[WORK TO BE COMPLETED] Without the pictures, give the entries below again exactly as written.

(Stored records)
------------------------------------

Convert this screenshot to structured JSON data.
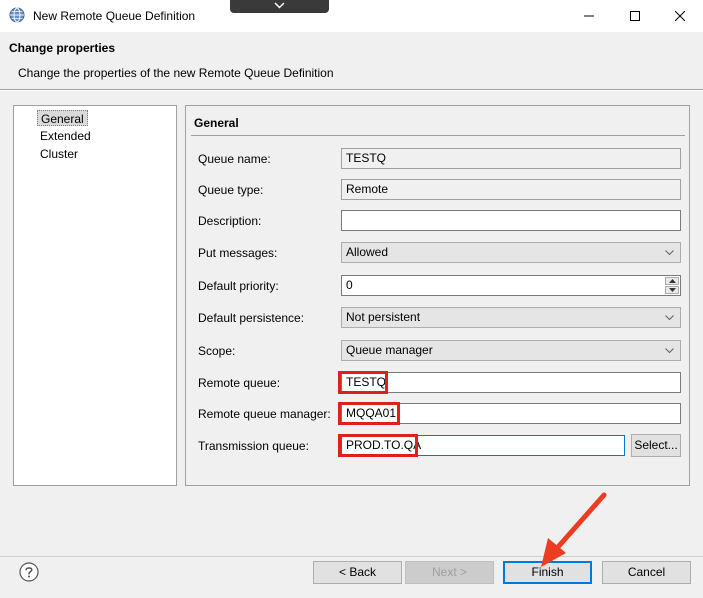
{
  "window": {
    "title": "New Remote Queue Definition",
    "icon": "globe-icon",
    "controls": [
      "minimize-icon",
      "maximize-icon",
      "close-icon"
    ]
  },
  "header": {
    "title": "Change properties",
    "description": "Change the properties of the new Remote Queue Definition"
  },
  "nav": {
    "items": [
      {
        "label": "General",
        "selected": true
      },
      {
        "label": "Extended",
        "selected": false
      },
      {
        "label": "Cluster",
        "selected": false
      }
    ]
  },
  "panel": {
    "title": "General",
    "fields": {
      "queue_name": {
        "label": "Queue name:",
        "value": "TESTQ"
      },
      "queue_type": {
        "label": "Queue type:",
        "value": "Remote"
      },
      "description": {
        "label": "Description:",
        "value": ""
      },
      "put_messages": {
        "label": "Put messages:",
        "value": "Allowed"
      },
      "default_priority": {
        "label": "Default priority:",
        "value": "0"
      },
      "default_persistence": {
        "label": "Default persistence:",
        "value": "Not persistent"
      },
      "scope": {
        "label": "Scope:",
        "value": "Queue manager"
      },
      "remote_queue": {
        "label": "Remote queue:",
        "value": "TESTQ"
      },
      "remote_queue_manager": {
        "label": "Remote queue manager:",
        "value": "MQQA01"
      },
      "transmission_queue": {
        "label": "Transmission queue:",
        "value": "PROD.TO.QA"
      }
    },
    "select_button": "Select..."
  },
  "footer": {
    "back": "< Back",
    "next": "Next >",
    "finish": "Finish",
    "cancel": "Cancel"
  },
  "colors": {
    "highlight": "#e0201c",
    "default_button_border": "#0078d7"
  }
}
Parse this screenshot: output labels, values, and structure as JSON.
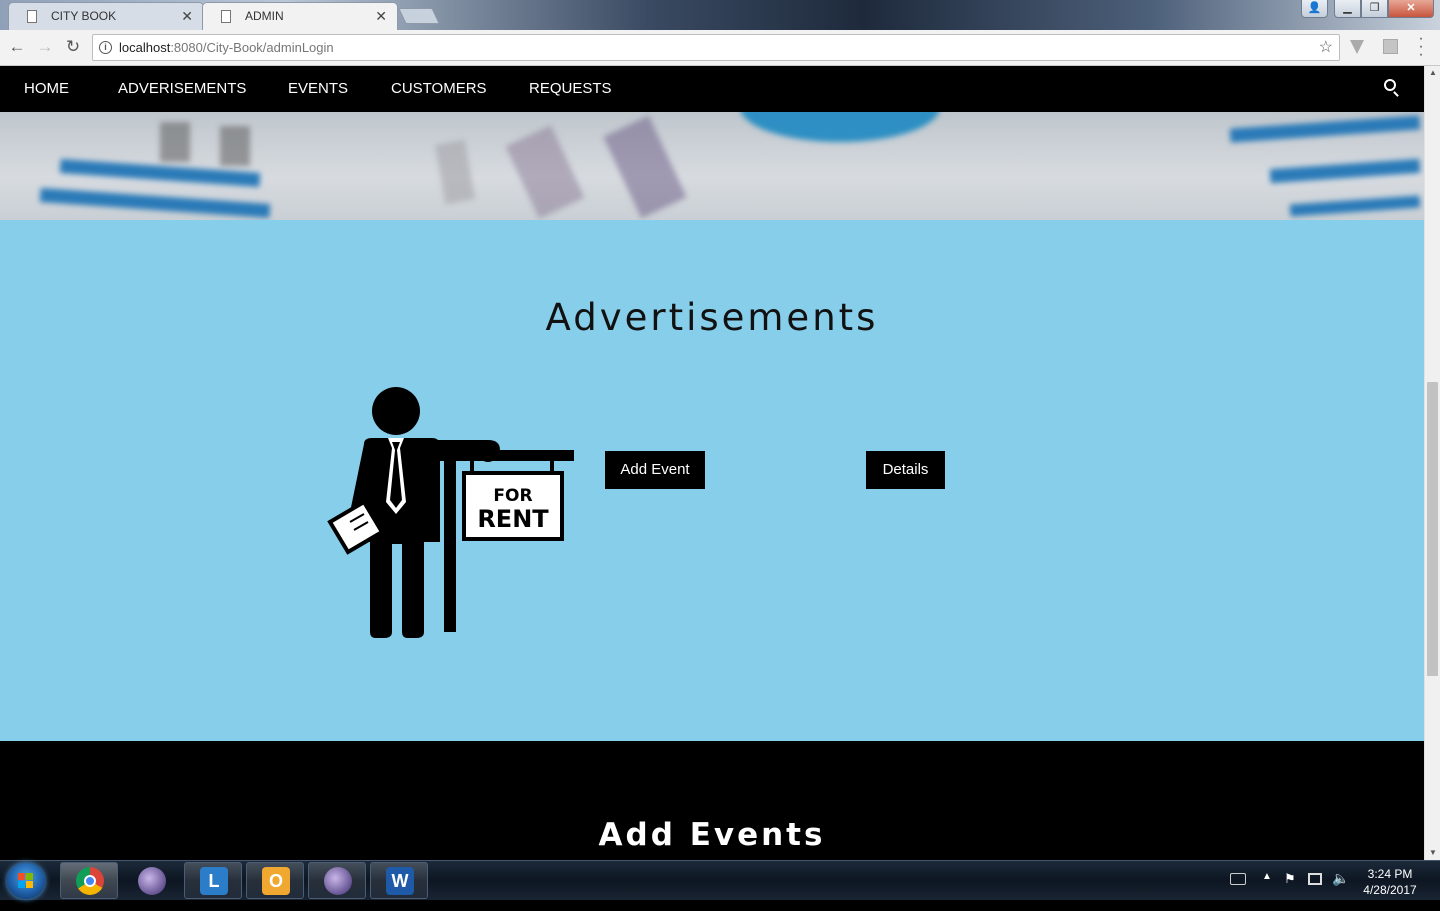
{
  "browser": {
    "tabs": [
      {
        "label": "CITY BOOK",
        "active": false
      },
      {
        "label": "ADMIN",
        "active": true
      }
    ],
    "url_host": "localhost",
    "url_path": ":8080/City-Book/adminLogin"
  },
  "navbar": {
    "items": [
      "HOME",
      "ADVERISEMENTS",
      "EVENTS",
      "CUSTOMERS",
      "REQUESTS"
    ]
  },
  "advertisements": {
    "title": "Advertisements",
    "add_event_label": "Add Event",
    "details_label": "Details",
    "sign_line1": "FOR",
    "sign_line2": "RENT"
  },
  "events_section": {
    "title": "Add Events"
  },
  "taskbar": {
    "time": "3:24 PM",
    "date": "4/28/2017"
  },
  "colors": {
    "section_bg": "#87ceeb",
    "nav_bg": "#000000",
    "button_bg": "#000000"
  }
}
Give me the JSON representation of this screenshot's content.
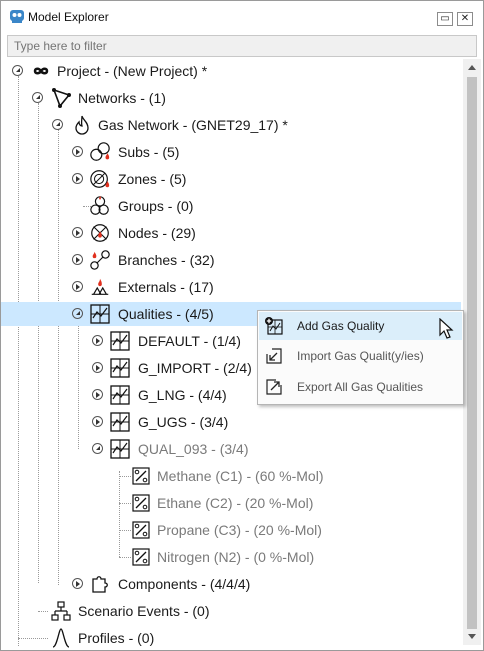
{
  "window": {
    "title": "Model Explorer",
    "minimize_glyph": "▭",
    "close_glyph": "✕"
  },
  "filter": {
    "placeholder": "Type here to filter"
  },
  "tree": {
    "project": "Project - (New Project) *",
    "networks": "Networks - (1)",
    "gas_network": "Gas Network - (GNET29_17) *",
    "subs": "Subs - (5)",
    "zones": "Zones - (5)",
    "groups": "Groups - (0)",
    "nodes": "Nodes - (29)",
    "branches": "Branches - (32)",
    "externals": "Externals - (17)",
    "qualities": "Qualities - (4/5)",
    "q_default": "DEFAULT - (1/4)",
    "q_g_import": "G_IMPORT - (2/4)",
    "q_g_lng": "G_LNG - (4/4)",
    "q_g_ugs": "G_UGS - (3/4)",
    "q_qual_093": "QUAL_093 - (3/4)",
    "methane": "Methane (C1) - (60 %-Mol)",
    "ethane": "Ethane (C2) - (20 %-Mol)",
    "propane": "Propane (C3) - (20 %-Mol)",
    "nitrogen": "Nitrogen (N2) - (0 %-Mol)",
    "components": "Components - (4/4/4)",
    "scenario_events": "Scenario Events - (0)",
    "profiles": "Profiles - (0)"
  },
  "context_menu": {
    "add": "Add Gas Quality",
    "import": "Import Gas Qualit(y/ies)",
    "export": "Export All Gas Qualities"
  },
  "colors": {
    "selection": "#cce8ff",
    "menu_highlight": "#dbeefa",
    "scroll_thumb": "#c2c2c2"
  }
}
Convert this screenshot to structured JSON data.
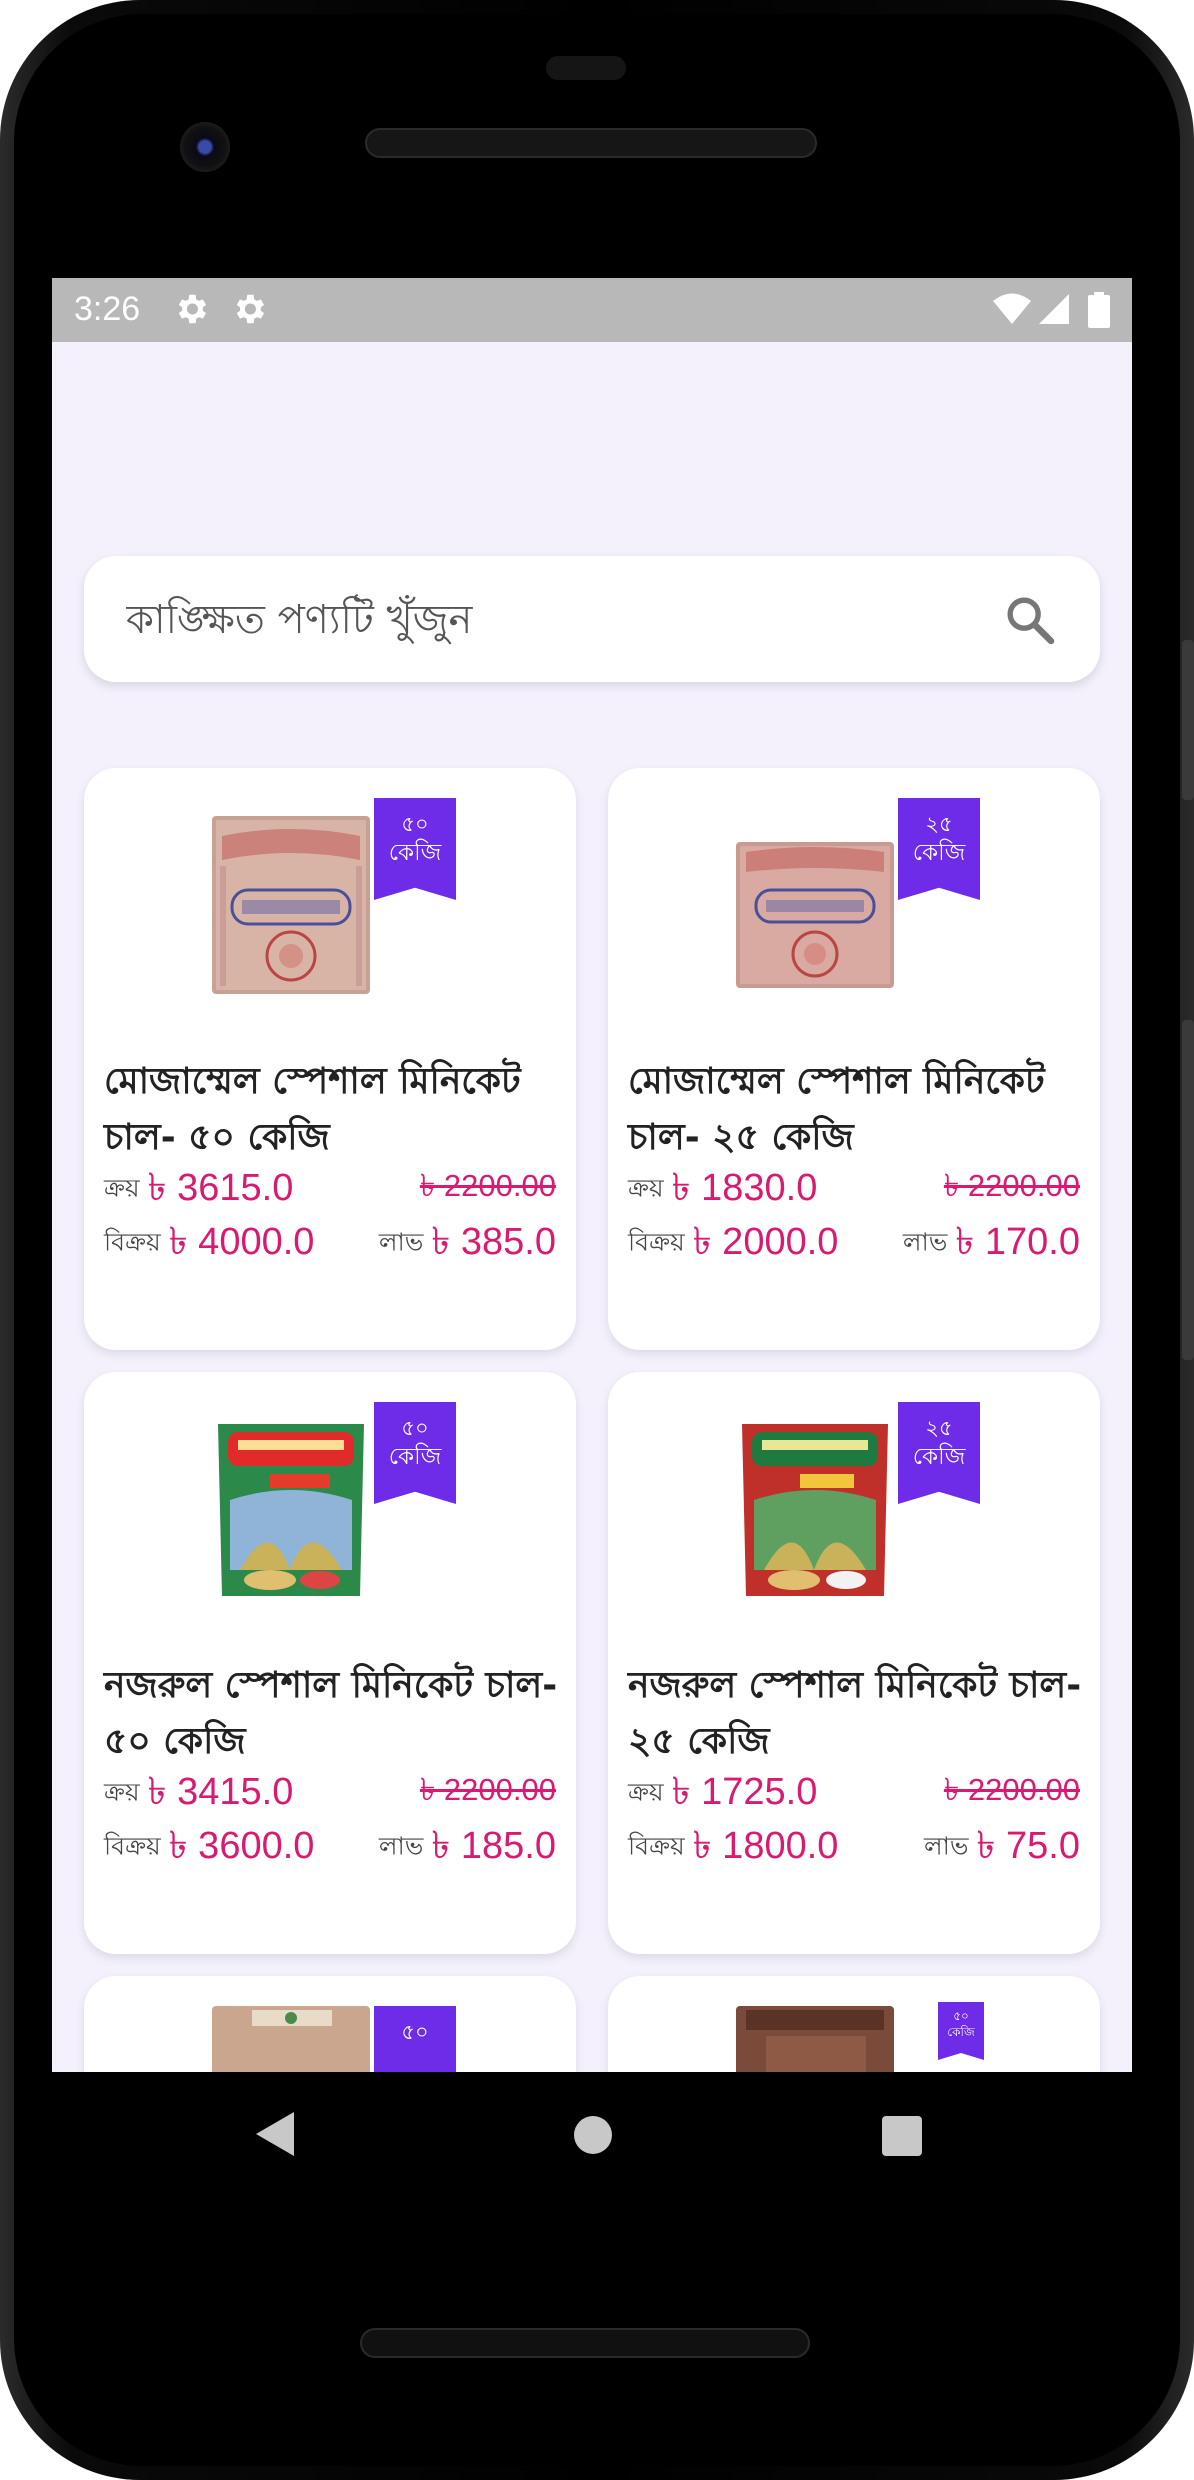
{
  "status_bar": {
    "time": "3:26",
    "icons": [
      "gear-icon",
      "gear-icon",
      "wifi-icon",
      "cell-signal-icon",
      "battery-icon"
    ]
  },
  "search": {
    "placeholder": "কাঙ্ক্ষিত পণ্যটি খুঁজুন",
    "icon": "search-icon"
  },
  "labels": {
    "buy": "ক্রয়",
    "sell": "বিক্রয়",
    "profit": "লাভ"
  },
  "products": [
    {
      "name": "মোজাম্মেল স্পেশাল মিনিকেট চাল- ৫০ কেজি",
      "badge_num": "৫০",
      "badge_unit": "কেজি",
      "buy_price": "৳ 3615.0",
      "old_price": "৳ 2200.00",
      "sell_price": "৳ 4000.0",
      "profit": "৳ 385.0",
      "thumbnail": "rice-sack-mozammel-50"
    },
    {
      "name": "মোজাম্মেল স্পেশাল মিনিকেট চাল- ২৫ কেজি",
      "badge_num": "২৫",
      "badge_unit": "কেজি",
      "buy_price": "৳ 1830.0",
      "old_price": "৳ 2200.00",
      "sell_price": "৳ 2000.0",
      "profit": "৳ 170.0",
      "thumbnail": "rice-sack-mozammel-25"
    },
    {
      "name": "নজরুল স্পেশাল মিনিকেট চাল- ৫০ কেজি",
      "badge_num": "৫০",
      "badge_unit": "কেজি",
      "buy_price": "৳ 3415.0",
      "old_price": "৳ 2200.00",
      "sell_price": "৳ 3600.0",
      "profit": "৳ 185.0",
      "thumbnail": "rice-bag-nazrul-50"
    },
    {
      "name": "নজরুল স্পেশাল মিনিকেট চাল- ২৫ কেজি",
      "badge_num": "২৫",
      "badge_unit": "কেজি",
      "buy_price": "৳ 1725.0",
      "old_price": "৳ 2200.00",
      "sell_price": "৳ 1800.0",
      "profit": "৳ 75.0",
      "thumbnail": "rice-bag-nazrul-25"
    },
    {
      "badge_num": "৫০",
      "thumbnail": "rice-sack-partial"
    },
    {
      "badge_num": "৫০",
      "badge_unit": "কেজি",
      "thumbnail": "rice-sack-brown-partial"
    }
  ],
  "nav": {
    "icons": [
      "back-icon",
      "home-icon",
      "recents-icon"
    ]
  },
  "colors": {
    "accent": "#6e2be8",
    "price": "#d81b70",
    "background": "#f4f1fd",
    "statusbar": "#b8b8b8"
  }
}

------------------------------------

[EXERCISE OUTPUT]
Convert this screenshot to structured JSON data.
{
  "window": {
    "title": "New Remote Queue Definition",
    "icon": "globe-icon",
    "controls": [
      "minimize-icon",
      "maximize-icon",
      "close-icon"
    ]
  },
  "header": {
    "title": "Change properties",
    "description": "Change the properties of the new Remote Queue Definition"
  },
  "nav": {
    "items": [
      {
        "label": "General",
        "selected": true
      },
      {
        "label": "Extended",
        "selected": false
      },
      {
        "label": "Cluster",
        "selected": false
      }
    ]
  },
  "panel": {
    "title": "General",
    "fields": {
      "queue_name": {
        "label": "Queue name:",
        "value": "TESTQ"
      },
      "queue_type": {
        "label": "Queue type:",
        "value": "Remote"
      },
      "description": {
        "label": "Description:",
        "value": ""
      },
      "put_messages": {
        "label": "Put messages:",
        "value": "Allowed"
      },
      "default_priority": {
        "label": "Default priority:",
        "value": "0"
      },
      "default_persistence": {
        "label": "Default persistence:",
        "value": "Not persistent"
      },
      "scope": {
        "label": "Scope:",
        "value": "Queue manager"
      },
      "remote_queue": {
        "label": "Remote queue:",
        "value": "TESTQ"
      },
      "remote_queue_manager": {
        "label": "Remote queue manager:",
        "value": "MQQA01"
      },
      "transmission_queue": {
        "label": "Transmission queue:",
        "value": "PROD.TO.QA"
      }
    },
    "select_button": "Select..."
  },
  "footer": {
    "back": "< Back",
    "next": "Next >",
    "finish": "Finish",
    "cancel": "Cancel"
  },
  "colors": {
    "highlight": "#e0201c",
    "default_button_border": "#0078d7"
  }
}
Parse this screenshot: output labels, values, and structure as JSON.
{
  "browser": {
    "tabs": [
      {
        "label": "CITY BOOK",
        "active": false
      },
      {
        "label": "ADMIN",
        "active": true
      }
    ],
    "url_host": "localhost",
    "url_path": ":8080/City-Book/adminLogin"
  },
  "navbar": {
    "items": [
      "HOME",
      "ADVERISEMENTS",
      "EVENTS",
      "CUSTOMERS",
      "REQUESTS"
    ]
  },
  "advertisements": {
    "title": "Advertisements",
    "add_event_label": "Add Event",
    "details_label": "Details",
    "sign_line1": "FOR",
    "sign_line2": "RENT"
  },
  "events_section": {
    "title": "Add Events"
  },
  "taskbar": {
    "time": "3:24 PM",
    "date": "4/28/2017"
  },
  "colors": {
    "section_bg": "#87ceeb",
    "nav_bg": "#000000",
    "button_bg": "#000000"
  }
}
Give me the JSON representation of this screenshot's content.
{
  "window": {
    "title": "Model Explorer",
    "minimize_glyph": "▭",
    "close_glyph": "✕"
  },
  "filter": {
    "placeholder": "Type here to filter"
  },
  "tree": {
    "project": "Project - (New Project) *",
    "networks": "Networks - (1)",
    "gas_network": "Gas Network - (GNET29_17) *",
    "subs": "Subs - (5)",
    "zones": "Zones - (5)",
    "groups": "Groups - (0)",
    "nodes": "Nodes - (29)",
    "branches": "Branches - (32)",
    "externals": "Externals - (17)",
    "qualities": "Qualities - (4/5)",
    "q_default": "DEFAULT - (1/4)",
    "q_g_import": "G_IMPORT - (2/4)",
    "q_g_lng": "G_LNG - (4/4)",
    "q_g_ugs": "G_UGS - (3/4)",
    "q_qual_093": "QUAL_093 - (3/4)",
    "methane": "Methane (C1) - (60 %-Mol)",
    "ethane": "Ethane (C2) - (20 %-Mol)",
    "propane": "Propane (C3) - (20 %-Mol)",
    "nitrogen": "Nitrogen (N2) - (0 %-Mol)",
    "components": "Components - (4/4/4)",
    "scenario_events": "Scenario Events - (0)",
    "profiles": "Profiles - (0)"
  },
  "context_menu": {
    "add": "Add Gas Quality",
    "import": "Import Gas Qualit(y/ies)",
    "export": "Export All Gas Qualities"
  },
  "colors": {
    "selection": "#cce8ff",
    "menu_highlight": "#dbeefa",
    "scroll_thumb": "#c2c2c2"
  }
}
Convert this screenshot to structured JSON data.
{
  "status_bar": {
    "time": "3:26",
    "icons": [
      "gear-icon",
      "gear-icon",
      "wifi-icon",
      "cell-signal-icon",
      "battery-icon"
    ]
  },
  "search": {
    "placeholder": "কাঙ্ক্ষিত পণ্যটি খুঁজুন",
    "icon": "search-icon"
  },
  "labels": {
    "buy": "ক্রয়",
    "sell": "বিক্রয়",
    "profit": "লাভ"
  },
  "products": [
    {
      "name": "মোজাম্মেল স্পেশাল মিনিকেট চাল- ৫০ কেজি",
      "badge_num": "৫০",
      "badge_unit": "কেজি",
      "buy_price": "৳ 3615.0",
      "old_price": "৳ 2200.00",
      "sell_price": "৳ 4000.0",
      "profit": "৳ 385.0",
      "thumbnail": "rice-sack-mozammel-50"
    },
    {
      "name": "মোজাম্মেল স্পেশাল মিনিকেট চাল- ২৫ কেজি",
      "badge_num": "২৫",
      "badge_unit": "কেজি",
      "buy_price": "৳ 1830.0",
      "old_price": "৳ 2200.00",
      "sell_price": "৳ 2000.0",
      "profit": "৳ 170.0",
      "thumbnail": "rice-sack-mozammel-25"
    },
    {
      "name": "নজরুল স্পেশাল মিনিকেট চাল- ৫০ কেজি",
      "badge_num": "৫০",
      "badge_unit": "কেজি",
      "buy_price": "৳ 3415.0",
      "old_price": "৳ 2200.00",
      "sell_price": "৳ 3600.0",
      "profit": "৳ 185.0",
      "thumbnail": "rice-bag-nazrul-50"
    },
    {
      "name": "নজরুল স্পেশাল মিনিকেট চাল- ২৫ কেজি",
      "badge_num": "২৫",
      "badge_unit": "কেজি",
      "buy_price": "৳ 1725.0",
      "old_price": "৳ 2200.00",
      "sell_price": "৳ 1800.0",
      "profit": "৳ 75.0",
      "thumbnail": "rice-bag-nazrul-25"
    },
    {
      "badge_num": "৫০",
      "thumbnail": "rice-sack-partial"
    },
    {
      "badge_num": "৫০",
      "badge_unit": "কেজি",
      "thumbnail": "rice-sack-brown-partial"
    }
  ],
  "nav": {
    "icons": [
      "back-icon",
      "home-icon",
      "recents-icon"
    ]
  },
  "colors": {
    "accent": "#6e2be8",
    "price": "#d81b70",
    "background": "#f4f1fd",
    "statusbar": "#b8b8b8"
  }
}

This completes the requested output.